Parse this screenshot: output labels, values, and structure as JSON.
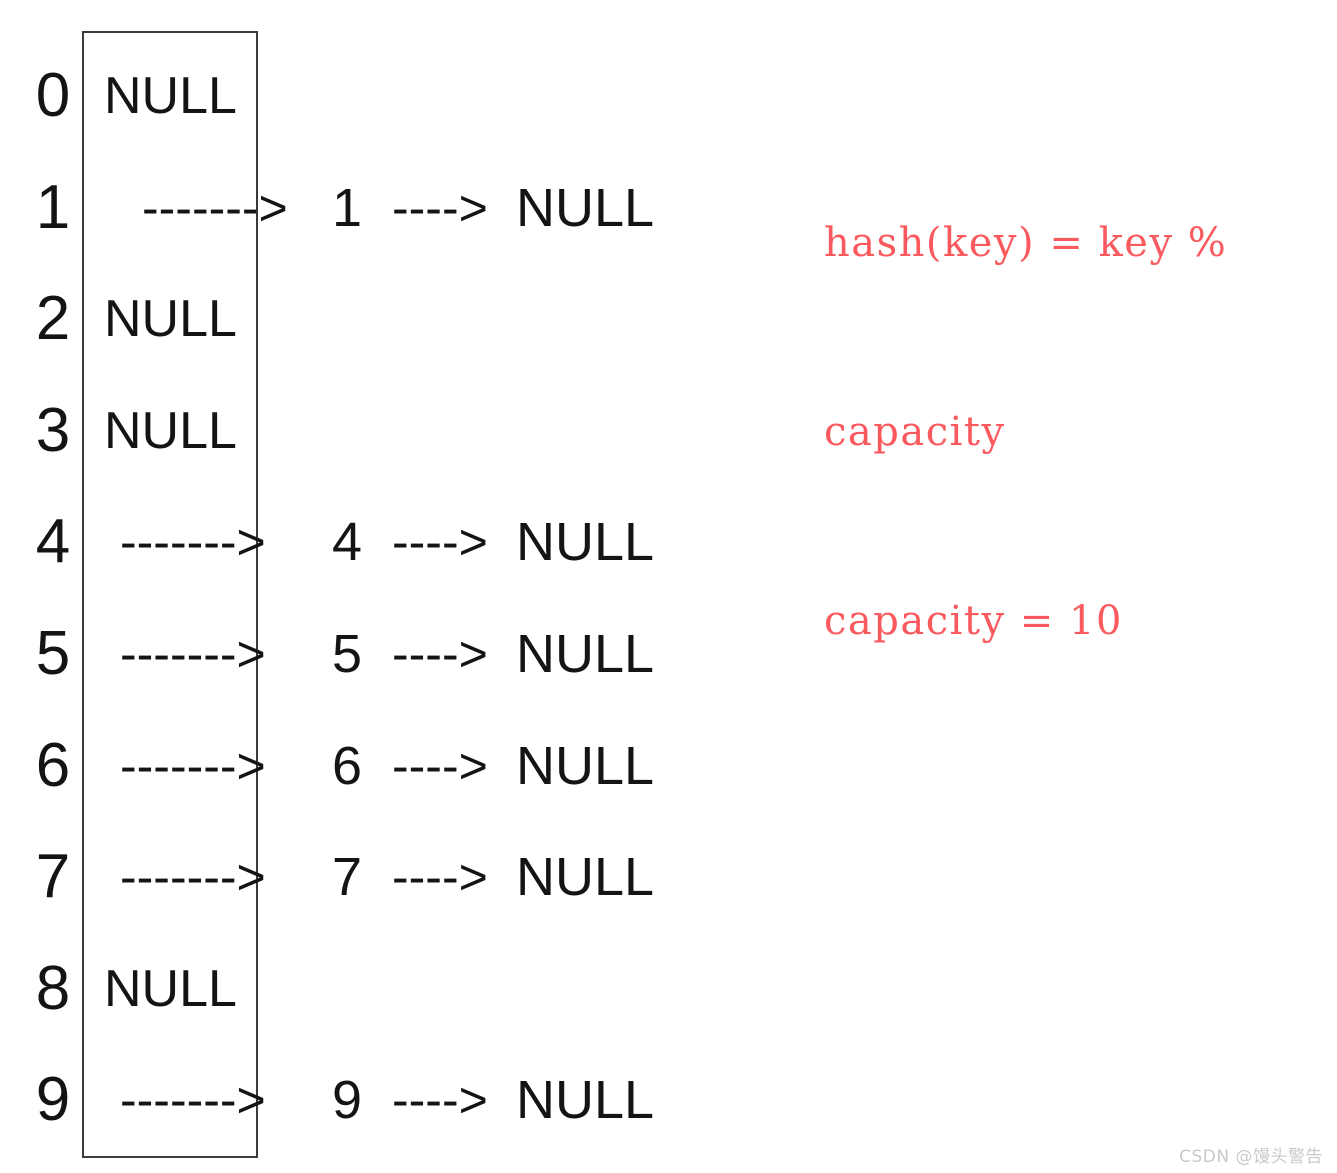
{
  "diagram": {
    "title": "hash-table-separate-chaining",
    "box": {
      "label": "bucket-array"
    },
    "null_text": "NULL",
    "arrow_long": "------->",
    "arrow_short": "---->",
    "rows": [
      {
        "index": "0",
        "kind": "empty",
        "bucket_text": "NULL"
      },
      {
        "index": "1",
        "kind": "chain",
        "arrow_long": "------->",
        "key": "1",
        "arrow_short": "---->",
        "tail": "NULL"
      },
      {
        "index": "2",
        "kind": "empty",
        "bucket_text": "NULL"
      },
      {
        "index": "3",
        "kind": "empty",
        "bucket_text": "NULL"
      },
      {
        "index": "4",
        "kind": "chain",
        "arrow_long": "------->",
        "key": "4",
        "arrow_short": "---->",
        "tail": "NULL"
      },
      {
        "index": "5",
        "kind": "chain",
        "arrow_long": "------->",
        "key": "5",
        "arrow_short": "---->",
        "tail": "NULL"
      },
      {
        "index": "6",
        "kind": "chain",
        "arrow_long": "------->",
        "key": "6",
        "arrow_short": "---->",
        "tail": "NULL"
      },
      {
        "index": "7",
        "kind": "chain",
        "arrow_long": "------->",
        "key": "7",
        "arrow_short": "---->",
        "tail": "NULL"
      },
      {
        "index": "8",
        "kind": "empty",
        "bucket_text": "NULL"
      },
      {
        "index": "9",
        "kind": "chain",
        "arrow_long": "------->",
        "key": "9",
        "arrow_short": "---->",
        "tail": "NULL"
      }
    ]
  },
  "annotation": {
    "color": "#fa5a5e",
    "lines": [
      "hash(key) = key %",
      "capacity",
      "capacity = 10"
    ]
  },
  "watermark": {
    "text": "CSDN @馒头警告",
    "color": "#c9c9c9"
  }
}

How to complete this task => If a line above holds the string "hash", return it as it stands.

Solution =>
    "title": "hash-table-separate-chaining",
      "hash(key) = key %",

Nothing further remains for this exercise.